Recent trends, however, are proving the doomsayers wrong. After the State Government sold a 50-acre plot to the Information technology giant Infosys at Rajarhat, contiguous to sector V of Salt Lake, the company has agreed to set up a unit there. The hitch was that the company wanted to come under the Special Economic Zone (SEZ) which was not acceptable to the State Government. Nabanna, on the other hand, offered to give the company all facilities sans the status of being SEZ unit. Infosys has now accepted the State Government’s proposal. Mamata Banerjee expects Infosys to make an investment to the tune of Rs 100 crore which may provide employment to about a thousand people.

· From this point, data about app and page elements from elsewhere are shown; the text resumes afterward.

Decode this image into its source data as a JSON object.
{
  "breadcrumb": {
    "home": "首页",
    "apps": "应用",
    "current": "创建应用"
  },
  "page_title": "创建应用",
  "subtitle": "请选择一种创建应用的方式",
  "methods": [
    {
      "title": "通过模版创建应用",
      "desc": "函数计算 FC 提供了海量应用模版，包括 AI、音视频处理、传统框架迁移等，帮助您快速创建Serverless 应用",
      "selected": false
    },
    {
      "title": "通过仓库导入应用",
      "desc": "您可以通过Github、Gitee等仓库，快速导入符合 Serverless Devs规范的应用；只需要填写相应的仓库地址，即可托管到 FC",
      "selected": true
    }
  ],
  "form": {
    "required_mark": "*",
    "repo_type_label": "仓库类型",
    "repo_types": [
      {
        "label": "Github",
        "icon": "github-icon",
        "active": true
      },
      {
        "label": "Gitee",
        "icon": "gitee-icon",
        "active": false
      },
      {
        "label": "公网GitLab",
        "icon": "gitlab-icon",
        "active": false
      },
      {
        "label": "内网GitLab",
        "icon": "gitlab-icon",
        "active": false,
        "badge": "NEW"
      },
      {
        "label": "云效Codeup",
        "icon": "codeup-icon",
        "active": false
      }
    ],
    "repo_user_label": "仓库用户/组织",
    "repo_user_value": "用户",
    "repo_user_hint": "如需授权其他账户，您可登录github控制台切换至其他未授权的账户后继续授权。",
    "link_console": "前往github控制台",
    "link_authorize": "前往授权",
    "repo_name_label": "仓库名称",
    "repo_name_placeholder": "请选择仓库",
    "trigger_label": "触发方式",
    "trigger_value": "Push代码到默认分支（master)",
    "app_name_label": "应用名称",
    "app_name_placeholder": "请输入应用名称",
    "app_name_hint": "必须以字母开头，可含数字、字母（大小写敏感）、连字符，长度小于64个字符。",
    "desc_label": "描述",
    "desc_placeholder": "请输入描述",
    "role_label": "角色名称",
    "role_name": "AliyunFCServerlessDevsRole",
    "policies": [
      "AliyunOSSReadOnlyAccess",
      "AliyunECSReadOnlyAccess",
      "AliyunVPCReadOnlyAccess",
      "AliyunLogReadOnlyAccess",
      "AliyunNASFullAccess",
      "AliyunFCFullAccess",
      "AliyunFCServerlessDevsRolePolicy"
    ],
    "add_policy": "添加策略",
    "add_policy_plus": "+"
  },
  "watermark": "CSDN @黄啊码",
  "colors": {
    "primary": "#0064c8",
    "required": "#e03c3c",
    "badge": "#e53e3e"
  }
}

Within days has come another investment proposal. This one is from the huge public sector giant, the Saudi Arabian oil company Aramco. Their representatives have met the Chief Minister and other senior officials and communicated their intention to invest in oil, gas and petroleum products in the State. Their final decision is expected shortly after the go back to Riyadh and report. The State Government has offered them land at Tajpur where a new port is coming up and expected to be operational in about four years’ time. It is not known whether ‘petroleum products’ mean different grades of fuel oil (upper distillates, middle distillates and lower distillates) or a petro-chemical complex. A petro-chemical complex is the starting point of a number of downstream industries that make a wide range of products from synthetic rubber (butadiene) to plastics (polymers).  If the Saudi Arabian investment comes it will be a big boon for West Bengal. Going by the extent of interest shown by Aramco it can be reasonably hoped that the proposed project would fructify.

Monday, 4 September, 2017